Project description:The aim of this study was to examine shifts in the composition of the bacterial population in the intestinal tracts (ITs) of weaning piglets by antibiotic treatment using high-throughput sequencing.Sixty 28-d-old weaning piglets were randomly divided into two treatment groups. The Control group was treated with a basal diet without antibiotics. The Antibiotic group's basal diet contained colistin sulfate at a concentration of 20 g per ton and bacitracin zinc at a concentration of 40 g per ton. All of the pigs were fed for 28 days. Then, three pigs were killed, and the luminal contents of the jejunum, ileum, cecum, and colon were collected for DNA extraction and high-throughput sequencing.The results showed that the average daily weight gain of the antibiotic group was significantly greater (p<0.05), and the incidence of diarrhea lower (p>0.05), than the control group. A total of 812,607 valid reads were generated. Thirty-eight operational taxonomic units (OTUs) that were found in all of the samples were defined as core OTUs. Twenty-one phyla were identified, and approximately 90% of the classifiable sequences belonged to the phylum Firmicutes. Forty-two classes were identified. Of the 232 genera identified, nine genera were identified as the core gut microbiome because they existed in all of the tracts. The proportion of the nine core bacteria varied at the different tract sites. A heat map was used to understand how the numbers of the abundant genera shifted between the two treatment groups.At different tract sites the relative abundance of gut microbiota was different.
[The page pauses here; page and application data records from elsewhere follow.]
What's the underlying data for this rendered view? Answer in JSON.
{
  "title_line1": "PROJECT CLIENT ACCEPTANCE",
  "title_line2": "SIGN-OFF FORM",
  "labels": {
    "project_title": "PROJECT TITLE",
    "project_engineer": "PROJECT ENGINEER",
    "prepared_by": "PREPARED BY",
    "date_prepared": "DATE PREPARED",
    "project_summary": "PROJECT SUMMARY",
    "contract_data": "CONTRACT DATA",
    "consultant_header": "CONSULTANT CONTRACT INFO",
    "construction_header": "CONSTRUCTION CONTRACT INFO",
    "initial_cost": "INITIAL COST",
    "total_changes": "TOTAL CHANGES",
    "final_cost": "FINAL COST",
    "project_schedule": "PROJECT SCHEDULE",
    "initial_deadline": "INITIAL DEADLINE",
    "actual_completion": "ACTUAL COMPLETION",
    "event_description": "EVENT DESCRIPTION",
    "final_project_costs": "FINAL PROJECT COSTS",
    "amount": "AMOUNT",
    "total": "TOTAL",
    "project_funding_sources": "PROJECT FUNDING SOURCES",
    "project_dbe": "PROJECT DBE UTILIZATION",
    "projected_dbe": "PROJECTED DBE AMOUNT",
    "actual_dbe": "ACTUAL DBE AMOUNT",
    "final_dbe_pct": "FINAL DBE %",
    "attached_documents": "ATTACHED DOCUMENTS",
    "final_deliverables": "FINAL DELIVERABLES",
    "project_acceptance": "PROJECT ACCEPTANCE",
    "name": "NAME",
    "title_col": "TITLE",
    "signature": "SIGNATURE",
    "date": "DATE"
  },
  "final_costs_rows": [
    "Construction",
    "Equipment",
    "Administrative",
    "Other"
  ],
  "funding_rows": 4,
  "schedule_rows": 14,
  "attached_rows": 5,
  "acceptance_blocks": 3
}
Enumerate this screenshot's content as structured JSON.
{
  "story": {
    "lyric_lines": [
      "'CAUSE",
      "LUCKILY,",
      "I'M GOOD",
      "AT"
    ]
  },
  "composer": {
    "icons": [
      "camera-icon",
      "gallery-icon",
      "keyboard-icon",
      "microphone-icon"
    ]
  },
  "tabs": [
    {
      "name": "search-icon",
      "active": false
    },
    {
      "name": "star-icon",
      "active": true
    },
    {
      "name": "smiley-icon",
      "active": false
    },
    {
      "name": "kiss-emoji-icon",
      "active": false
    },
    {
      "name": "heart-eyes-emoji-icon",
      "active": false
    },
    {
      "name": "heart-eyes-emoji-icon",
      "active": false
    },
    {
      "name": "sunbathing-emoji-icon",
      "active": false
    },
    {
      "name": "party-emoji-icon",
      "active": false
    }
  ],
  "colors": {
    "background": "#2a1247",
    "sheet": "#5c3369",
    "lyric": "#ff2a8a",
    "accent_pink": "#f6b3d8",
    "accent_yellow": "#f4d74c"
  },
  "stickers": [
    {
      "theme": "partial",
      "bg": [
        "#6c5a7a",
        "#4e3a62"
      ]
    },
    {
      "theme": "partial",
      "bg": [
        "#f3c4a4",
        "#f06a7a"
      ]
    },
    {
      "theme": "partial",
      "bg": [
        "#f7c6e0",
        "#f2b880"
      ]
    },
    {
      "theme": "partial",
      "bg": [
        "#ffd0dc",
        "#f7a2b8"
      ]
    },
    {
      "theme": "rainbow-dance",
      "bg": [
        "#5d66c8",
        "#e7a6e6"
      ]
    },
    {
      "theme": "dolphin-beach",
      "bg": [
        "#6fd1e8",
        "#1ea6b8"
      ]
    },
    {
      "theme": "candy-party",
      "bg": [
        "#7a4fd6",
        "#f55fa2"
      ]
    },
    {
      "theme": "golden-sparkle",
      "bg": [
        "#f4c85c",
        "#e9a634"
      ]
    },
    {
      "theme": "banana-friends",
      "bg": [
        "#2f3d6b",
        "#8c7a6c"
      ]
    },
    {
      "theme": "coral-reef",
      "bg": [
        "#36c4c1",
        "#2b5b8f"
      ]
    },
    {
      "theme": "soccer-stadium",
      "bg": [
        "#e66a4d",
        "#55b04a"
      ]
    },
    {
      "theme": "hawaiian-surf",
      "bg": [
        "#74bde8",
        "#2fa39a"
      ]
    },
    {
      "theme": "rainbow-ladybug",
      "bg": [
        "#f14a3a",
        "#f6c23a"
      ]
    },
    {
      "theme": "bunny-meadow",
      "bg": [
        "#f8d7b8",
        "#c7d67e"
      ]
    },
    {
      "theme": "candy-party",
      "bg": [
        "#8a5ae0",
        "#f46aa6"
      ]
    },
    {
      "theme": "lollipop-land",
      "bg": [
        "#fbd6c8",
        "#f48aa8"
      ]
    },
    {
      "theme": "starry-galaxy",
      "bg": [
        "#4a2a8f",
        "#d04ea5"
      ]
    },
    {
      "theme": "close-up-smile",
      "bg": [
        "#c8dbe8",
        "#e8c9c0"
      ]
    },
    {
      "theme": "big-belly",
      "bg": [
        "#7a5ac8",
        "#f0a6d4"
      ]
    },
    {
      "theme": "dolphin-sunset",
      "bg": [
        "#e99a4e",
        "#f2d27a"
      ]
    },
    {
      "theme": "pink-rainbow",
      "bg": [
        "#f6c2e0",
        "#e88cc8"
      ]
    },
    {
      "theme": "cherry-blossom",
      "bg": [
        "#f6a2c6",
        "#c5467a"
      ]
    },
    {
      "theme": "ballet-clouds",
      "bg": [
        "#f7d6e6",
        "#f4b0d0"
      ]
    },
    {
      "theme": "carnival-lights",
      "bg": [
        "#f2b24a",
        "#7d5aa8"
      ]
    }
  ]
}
Antibiotics could cause shifts in the microorganism composition and affect the composition of gut microbiota in the different tracts of weaning piglets.